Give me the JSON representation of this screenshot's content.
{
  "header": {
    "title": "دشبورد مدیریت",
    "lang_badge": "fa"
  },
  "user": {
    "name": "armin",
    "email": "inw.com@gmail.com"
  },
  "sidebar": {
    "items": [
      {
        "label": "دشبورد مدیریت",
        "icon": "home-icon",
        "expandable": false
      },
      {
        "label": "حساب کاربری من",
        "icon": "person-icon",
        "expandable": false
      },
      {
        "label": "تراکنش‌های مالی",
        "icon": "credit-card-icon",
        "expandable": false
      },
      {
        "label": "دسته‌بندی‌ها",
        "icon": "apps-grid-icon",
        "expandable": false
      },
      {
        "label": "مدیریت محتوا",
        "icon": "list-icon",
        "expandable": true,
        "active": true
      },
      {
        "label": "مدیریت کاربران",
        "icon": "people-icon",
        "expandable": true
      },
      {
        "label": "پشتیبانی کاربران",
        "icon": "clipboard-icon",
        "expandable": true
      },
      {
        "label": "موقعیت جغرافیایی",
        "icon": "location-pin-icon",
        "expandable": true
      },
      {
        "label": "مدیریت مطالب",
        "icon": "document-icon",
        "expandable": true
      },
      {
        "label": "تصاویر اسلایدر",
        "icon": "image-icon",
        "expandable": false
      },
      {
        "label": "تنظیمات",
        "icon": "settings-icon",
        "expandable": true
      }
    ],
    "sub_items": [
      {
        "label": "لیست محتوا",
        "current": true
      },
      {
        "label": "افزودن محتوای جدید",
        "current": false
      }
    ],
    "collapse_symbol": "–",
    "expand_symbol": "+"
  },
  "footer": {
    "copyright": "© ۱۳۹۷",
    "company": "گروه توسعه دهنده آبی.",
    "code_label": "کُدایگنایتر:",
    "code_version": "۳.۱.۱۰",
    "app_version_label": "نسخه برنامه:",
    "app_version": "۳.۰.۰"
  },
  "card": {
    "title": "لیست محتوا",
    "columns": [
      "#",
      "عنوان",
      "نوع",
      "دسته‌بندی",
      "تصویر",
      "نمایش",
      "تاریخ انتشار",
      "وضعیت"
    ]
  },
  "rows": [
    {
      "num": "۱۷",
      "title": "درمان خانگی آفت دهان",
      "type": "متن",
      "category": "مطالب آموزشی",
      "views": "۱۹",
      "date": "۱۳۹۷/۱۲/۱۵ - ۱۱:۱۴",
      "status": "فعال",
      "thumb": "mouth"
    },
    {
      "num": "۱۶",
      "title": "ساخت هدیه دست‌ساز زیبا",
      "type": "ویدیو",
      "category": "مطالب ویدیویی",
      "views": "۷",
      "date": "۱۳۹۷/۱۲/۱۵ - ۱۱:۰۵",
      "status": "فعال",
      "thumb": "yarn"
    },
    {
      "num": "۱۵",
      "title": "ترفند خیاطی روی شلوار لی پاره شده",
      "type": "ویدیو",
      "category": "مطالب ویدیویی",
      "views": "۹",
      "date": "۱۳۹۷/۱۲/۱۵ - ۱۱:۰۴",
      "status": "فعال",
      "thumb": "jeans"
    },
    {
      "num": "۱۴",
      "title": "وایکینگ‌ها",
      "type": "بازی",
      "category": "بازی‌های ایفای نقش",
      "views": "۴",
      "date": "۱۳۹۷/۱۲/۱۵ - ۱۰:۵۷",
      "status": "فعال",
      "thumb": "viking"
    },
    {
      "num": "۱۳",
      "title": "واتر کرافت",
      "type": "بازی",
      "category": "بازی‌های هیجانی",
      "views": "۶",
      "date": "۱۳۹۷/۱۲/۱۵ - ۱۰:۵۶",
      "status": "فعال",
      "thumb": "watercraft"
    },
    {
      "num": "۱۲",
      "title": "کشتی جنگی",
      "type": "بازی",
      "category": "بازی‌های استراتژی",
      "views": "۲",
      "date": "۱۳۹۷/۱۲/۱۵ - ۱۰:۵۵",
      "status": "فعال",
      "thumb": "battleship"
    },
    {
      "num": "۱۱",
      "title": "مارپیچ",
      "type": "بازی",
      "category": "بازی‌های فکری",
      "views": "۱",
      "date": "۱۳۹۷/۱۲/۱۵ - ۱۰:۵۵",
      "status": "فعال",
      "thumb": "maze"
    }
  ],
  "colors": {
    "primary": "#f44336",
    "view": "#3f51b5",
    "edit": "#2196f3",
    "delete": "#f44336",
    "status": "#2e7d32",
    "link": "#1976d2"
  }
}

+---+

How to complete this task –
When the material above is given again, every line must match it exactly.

Task result –
Give me the JSON representation of this screenshot's content.
{
  "header": {
    "title": "دشبورد مدیریت",
    "lang_badge": "fa"
  },
  "user": {
    "name": "armin",
    "email": "inw.com@gmail.com"
  },
  "sidebar": {
    "items": [
      {
        "label": "دشبورد مدیریت",
        "icon": "home-icon",
        "expandable": false
      },
      {
        "label": "حساب کاربری من",
        "icon": "person-icon",
        "expandable": false
      },
      {
        "label": "تراکنش‌های مالی",
        "icon": "credit-card-icon",
        "expandable": false
      },
      {
        "label": "دسته‌بندی‌ها",
        "icon": "apps-grid-icon",
        "expandable": false
      },
      {
        "label": "مدیریت محتوا",
        "icon": "list-icon",
        "expandable": true,
        "active": true
      },
      {
        "label": "مدیریت کاربران",
        "icon": "people-icon",
        "expandable": true
      },
      {
        "label": "پشتیبانی کاربران",
        "icon": "clipboard-icon",
        "expandable": true
      },
      {
        "label": "موقعیت جغرافیایی",
        "icon": "location-pin-icon",
        "expandable": true
      },
      {
        "label": "مدیریت مطالب",
        "icon": "document-icon",
        "expandable": true
      },
      {
        "label": "تصاویر اسلایدر",
        "icon": "image-icon",
        "expandable": false
      },
      {
        "label": "تنظیمات",
        "icon": "settings-icon",
        "expandable": true
      }
    ],
    "sub_items": [
      {
        "label": "لیست محتوا",
        "current": true
      },
      {
        "label": "افزودن محتوای جدید",
        "current": false
      }
    ],
    "collapse_symbol": "–",
    "expand_symbol": "+"
  },
  "footer": {
    "copyright": "© ۱۳۹۷",
    "company": "گروه توسعه دهنده آبی.",
    "code_label": "کُدایگنایتر:",
    "code_version": "۳.۱.۱۰",
    "app_version_label": "نسخه برنامه:",
    "app_version": "۳.۰.۰"
  },
  "card": {
    "title": "لیست محتوا",
    "columns": [
      "#",
      "عنوان",
      "نوع",
      "دسته‌بندی",
      "تصویر",
      "نمایش",
      "تاریخ انتشار",
      "وضعیت"
    ]
  },
  "rows": [
    {
      "num": "۱۷",
      "title": "درمان خانگی آفت دهان",
      "type": "متن",
      "category": "مطالب آموزشی",
      "views": "۱۹",
      "date": "۱۳۹۷/۱۲/۱۵ - ۱۱:۱۴",
      "status": "فعال",
      "thumb": "mouth"
    },
    {
      "num": "۱۶",
      "title": "ساخت هدیه دست‌ساز زیبا",
      "type": "ویدیو",
      "category": "مطالب ویدیویی",
      "views": "۷",
      "date": "۱۳۹۷/۱۲/۱۵ - ۱۱:۰۵",
      "status": "فعال",
      "thumb": "yarn"
    },
    {
      "num": "۱۵",
      "title": "ترفند خیاطی روی شلوار لی پاره شده",
      "type": "ویدیو",
      "category": "مطالب ویدیویی",
      "views": "۹",
      "date": "۱۳۹۷/۱۲/۱۵ - ۱۱:۰۴",
      "status": "فعال",
      "thumb": "jeans"
    },
    {
      "num": "۱۴",
      "title": "وایکینگ‌ها",
      "type": "بازی",
      "category": "بازی‌های ایفای نقش",
      "views": "۴",
      "date": "۱۳۹۷/۱۲/۱۵ - ۱۰:۵۷",
      "status": "فعال",
      "thumb": "viking"
    },
    {
      "num": "۱۳",
      "title": "واتر کرافت",
      "type": "بازی",
      "category": "بازی‌های هیجانی",
      "views": "۶",
      "date": "۱۳۹۷/۱۲/۱۵ - ۱۰:۵۶",
      "status": "فعال",
      "thumb": "watercraft"
    },
    {
      "num": "۱۲",
      "title": "کشتی جنگی",
      "type": "بازی",
      "category": "بازی‌های استراتژی",
      "views": "۲",
      "date": "۱۳۹۷/۱۲/۱۵ - ۱۰:۵۵",
      "status": "فعال",
      "thumb": "battleship"
    },
    {
      "num": "۱۱",
      "title": "مارپیچ",
      "type": "بازی",
      "category": "بازی‌های فکری",
      "views": "۱",
      "date": "۱۳۹۷/۱۲/۱۵ - ۱۰:۵۵",
      "status": "فعال",
      "thumb": "maze"
    }
  ],
  "colors": {
    "primary": "#f44336",
    "view": "#3f51b5",
    "edit": "#2196f3",
    "delete": "#f44336",
    "status": "#2e7d32",
    "link": "#1976d2"
  }
}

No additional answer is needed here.